WHAT YOU WILL DO ->
Whenever a line in the entries below contains the string "Human", copy that line.

(Web page and app entries)
▬▬▬

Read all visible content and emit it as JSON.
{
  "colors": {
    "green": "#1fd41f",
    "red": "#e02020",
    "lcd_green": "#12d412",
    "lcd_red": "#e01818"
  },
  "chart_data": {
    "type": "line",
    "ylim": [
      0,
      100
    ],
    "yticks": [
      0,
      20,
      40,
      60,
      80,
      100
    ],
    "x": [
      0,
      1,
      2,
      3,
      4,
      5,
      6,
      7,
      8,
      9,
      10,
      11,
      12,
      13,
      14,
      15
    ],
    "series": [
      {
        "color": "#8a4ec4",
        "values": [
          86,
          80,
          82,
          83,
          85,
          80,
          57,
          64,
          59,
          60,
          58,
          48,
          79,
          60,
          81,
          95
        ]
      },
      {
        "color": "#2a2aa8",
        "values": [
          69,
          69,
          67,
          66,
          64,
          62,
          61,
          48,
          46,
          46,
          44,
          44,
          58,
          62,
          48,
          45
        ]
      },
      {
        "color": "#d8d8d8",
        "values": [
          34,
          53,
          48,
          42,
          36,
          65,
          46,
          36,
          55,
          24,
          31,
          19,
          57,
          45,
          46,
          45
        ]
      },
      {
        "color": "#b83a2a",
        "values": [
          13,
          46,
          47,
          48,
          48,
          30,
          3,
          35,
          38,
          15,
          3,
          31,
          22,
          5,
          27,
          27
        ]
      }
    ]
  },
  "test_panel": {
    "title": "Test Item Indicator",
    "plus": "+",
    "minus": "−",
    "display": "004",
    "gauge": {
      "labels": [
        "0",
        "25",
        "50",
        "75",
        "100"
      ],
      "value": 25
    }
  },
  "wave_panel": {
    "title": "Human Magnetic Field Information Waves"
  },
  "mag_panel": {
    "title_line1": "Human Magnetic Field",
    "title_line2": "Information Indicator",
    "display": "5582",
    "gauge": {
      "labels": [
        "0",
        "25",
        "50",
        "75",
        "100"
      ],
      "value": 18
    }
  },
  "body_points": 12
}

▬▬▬

RESPONSE TO THIS EXERCISE ->
    "title": "Human Magnetic Field Information Waves"
    "title_line1": "Human Magnetic Field",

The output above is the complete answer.